SAN FRANCISCO – Elk Grove attorney John Joseph Fuery faces suspension and probation for unauthorized practice of law following a July 10 California Supreme Court order, according to a recent State Bar of California announcement and court documents.
The Supreme Court denied Fuery's petition for review and handed down a stayed one-year suspension and two years of conditional probation with the first 60 days spent on suspension. Conditions of Fuery's probation include passing the multistate professional responsibility examination as previously recommended by the California State Bar Court's Hearing Department. Fuery also was ordered to pay costs.
Fuery's discipline will be effective Friday, Aug. 9, according to an announcement recently posted on the state bar's website.
Fuery was admitted to the bar in California on Sept. 2, 1995, according to his profile at the state bar's website.
Fuery allegedly appeared in court on behalf of a client and made a discovery request to a deputy district attorney while he was suspended for failing to pay his 2015 state bar dues, according to the opinion handed down by the California State Bar Court in March.
"As a result of his actions, a hearing judge found him culpable of willfully engaging in the unauthorized practice of law and his actions involved moral turpitude," the opinion said. "The judge recommended the Fuery be actually suspended for 60 days."
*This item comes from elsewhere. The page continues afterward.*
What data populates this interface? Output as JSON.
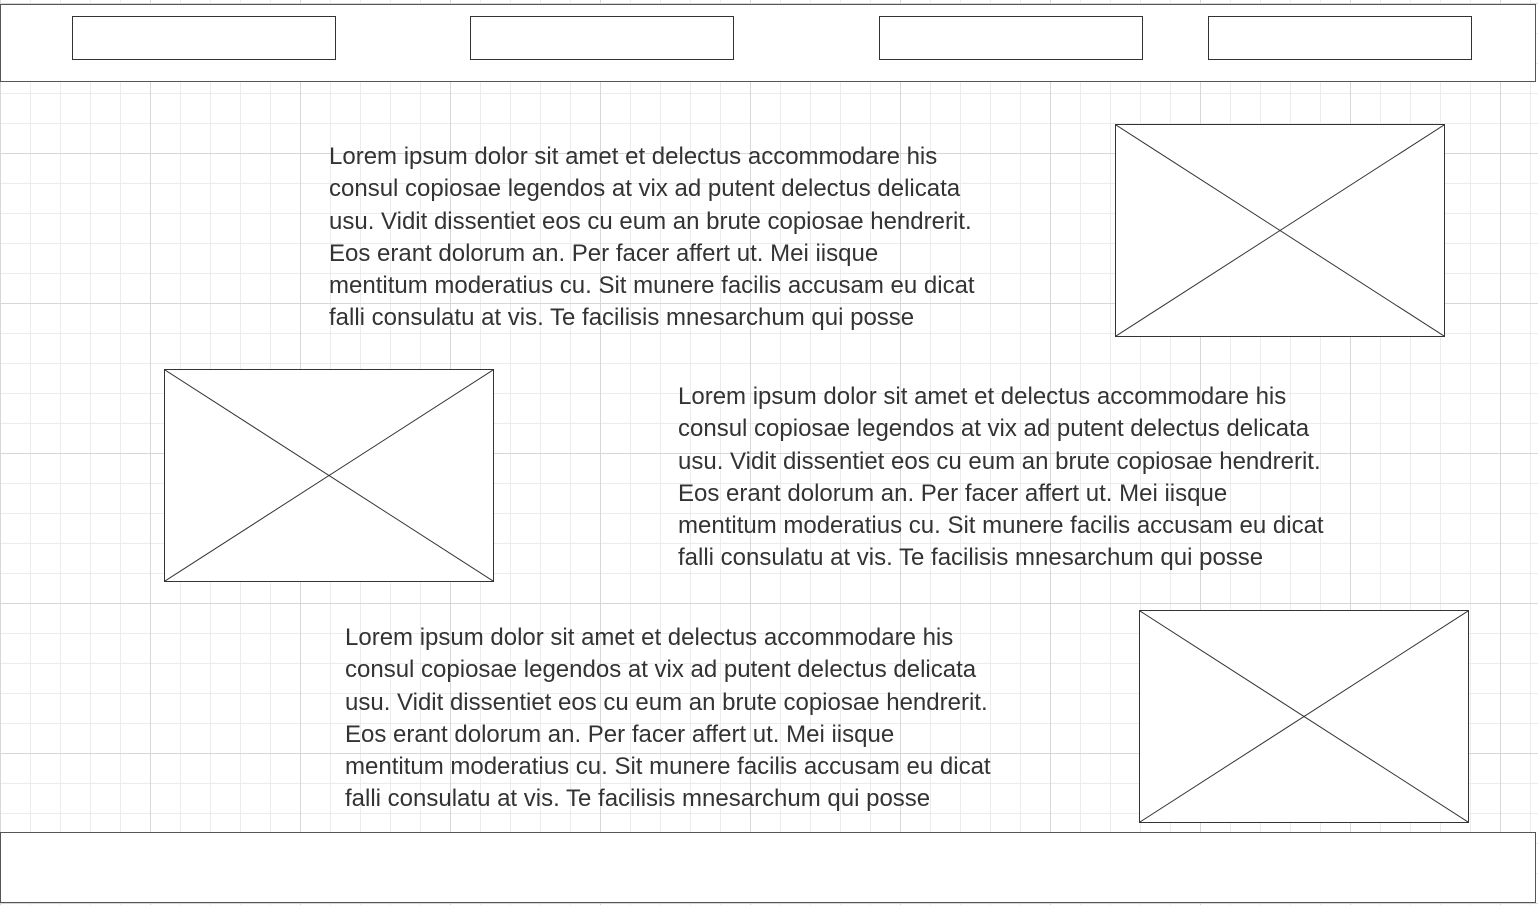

Fuery appealed the finding while also stipulating that he did practice law while unauthorized but maintained "he is not culpable of misconduct because he was suffering from the effects of a brain tumor at the time and did not intentionally commit wrongdoing," the opinion said.
Fuery also maintained that the state bar's office of chief trial counsel's prosecution of the case against him "was 'political' and at the behest of the local district attorney" and that the hearing judge "was slanted and her decision contains 'many incorrect' factual statements," the opinion said.
The state bar court rejected Fuery's arguments, found him culpable of both acts of unauthorized practice of law and affirmed the hearing judge's findings while disagreeing with weight the judge assigned to aggravating and mitigating factors in the case, according to the opinion.
"Nonetheless, we agree that a 60-day actual suspension is appropriate discipline," the opinion said.